_What you are asked to do_. Whenever a line in the records below holds the string "title", include it in the count, and state the number alone.

_Given entries_.
═══

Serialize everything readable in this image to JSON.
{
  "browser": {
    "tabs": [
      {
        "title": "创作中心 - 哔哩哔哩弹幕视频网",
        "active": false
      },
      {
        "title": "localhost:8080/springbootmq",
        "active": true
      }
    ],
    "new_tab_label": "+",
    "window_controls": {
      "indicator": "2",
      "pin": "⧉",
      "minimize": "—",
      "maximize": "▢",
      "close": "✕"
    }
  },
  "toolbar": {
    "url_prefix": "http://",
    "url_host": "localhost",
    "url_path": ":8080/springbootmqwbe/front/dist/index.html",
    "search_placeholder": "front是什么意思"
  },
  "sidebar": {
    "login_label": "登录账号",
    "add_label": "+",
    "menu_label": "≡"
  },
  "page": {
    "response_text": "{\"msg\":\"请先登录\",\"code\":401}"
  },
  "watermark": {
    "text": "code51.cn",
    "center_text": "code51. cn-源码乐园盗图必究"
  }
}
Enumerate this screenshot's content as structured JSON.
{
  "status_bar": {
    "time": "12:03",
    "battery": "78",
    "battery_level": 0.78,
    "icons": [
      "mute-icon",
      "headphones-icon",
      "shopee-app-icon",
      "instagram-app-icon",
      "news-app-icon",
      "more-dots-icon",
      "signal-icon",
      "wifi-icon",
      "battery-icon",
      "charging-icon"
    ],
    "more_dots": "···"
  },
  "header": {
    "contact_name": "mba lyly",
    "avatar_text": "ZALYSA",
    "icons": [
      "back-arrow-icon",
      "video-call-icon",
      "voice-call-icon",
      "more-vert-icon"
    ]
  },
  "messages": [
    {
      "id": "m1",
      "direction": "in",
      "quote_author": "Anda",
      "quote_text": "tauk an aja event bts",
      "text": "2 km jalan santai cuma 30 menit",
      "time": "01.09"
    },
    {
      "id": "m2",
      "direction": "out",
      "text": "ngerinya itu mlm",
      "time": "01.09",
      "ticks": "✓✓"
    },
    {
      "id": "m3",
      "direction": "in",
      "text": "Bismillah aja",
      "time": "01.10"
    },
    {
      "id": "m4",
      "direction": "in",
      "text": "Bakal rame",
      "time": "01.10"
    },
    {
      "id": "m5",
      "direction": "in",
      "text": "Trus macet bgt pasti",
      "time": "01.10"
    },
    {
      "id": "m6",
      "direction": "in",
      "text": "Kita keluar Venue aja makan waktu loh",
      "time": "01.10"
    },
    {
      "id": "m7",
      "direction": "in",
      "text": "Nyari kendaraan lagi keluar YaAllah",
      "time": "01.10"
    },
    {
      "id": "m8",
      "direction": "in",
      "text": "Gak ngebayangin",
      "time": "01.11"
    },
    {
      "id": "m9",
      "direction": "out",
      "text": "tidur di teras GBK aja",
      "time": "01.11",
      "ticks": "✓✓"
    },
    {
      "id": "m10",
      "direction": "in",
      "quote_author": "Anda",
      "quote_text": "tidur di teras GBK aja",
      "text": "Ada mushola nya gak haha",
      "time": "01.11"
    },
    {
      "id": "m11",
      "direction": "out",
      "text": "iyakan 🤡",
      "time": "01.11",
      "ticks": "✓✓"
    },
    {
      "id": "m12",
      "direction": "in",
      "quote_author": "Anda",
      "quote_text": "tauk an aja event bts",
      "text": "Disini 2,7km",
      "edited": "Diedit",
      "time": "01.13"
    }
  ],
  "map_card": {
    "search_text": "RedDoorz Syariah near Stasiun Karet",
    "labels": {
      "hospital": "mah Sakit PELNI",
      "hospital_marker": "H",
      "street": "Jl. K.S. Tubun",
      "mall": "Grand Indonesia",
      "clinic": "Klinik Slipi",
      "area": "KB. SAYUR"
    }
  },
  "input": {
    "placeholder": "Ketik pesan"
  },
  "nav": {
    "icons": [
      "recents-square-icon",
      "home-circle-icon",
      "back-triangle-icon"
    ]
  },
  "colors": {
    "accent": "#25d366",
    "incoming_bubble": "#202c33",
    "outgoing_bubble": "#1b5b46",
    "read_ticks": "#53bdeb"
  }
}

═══

_Response to the exercise_. 2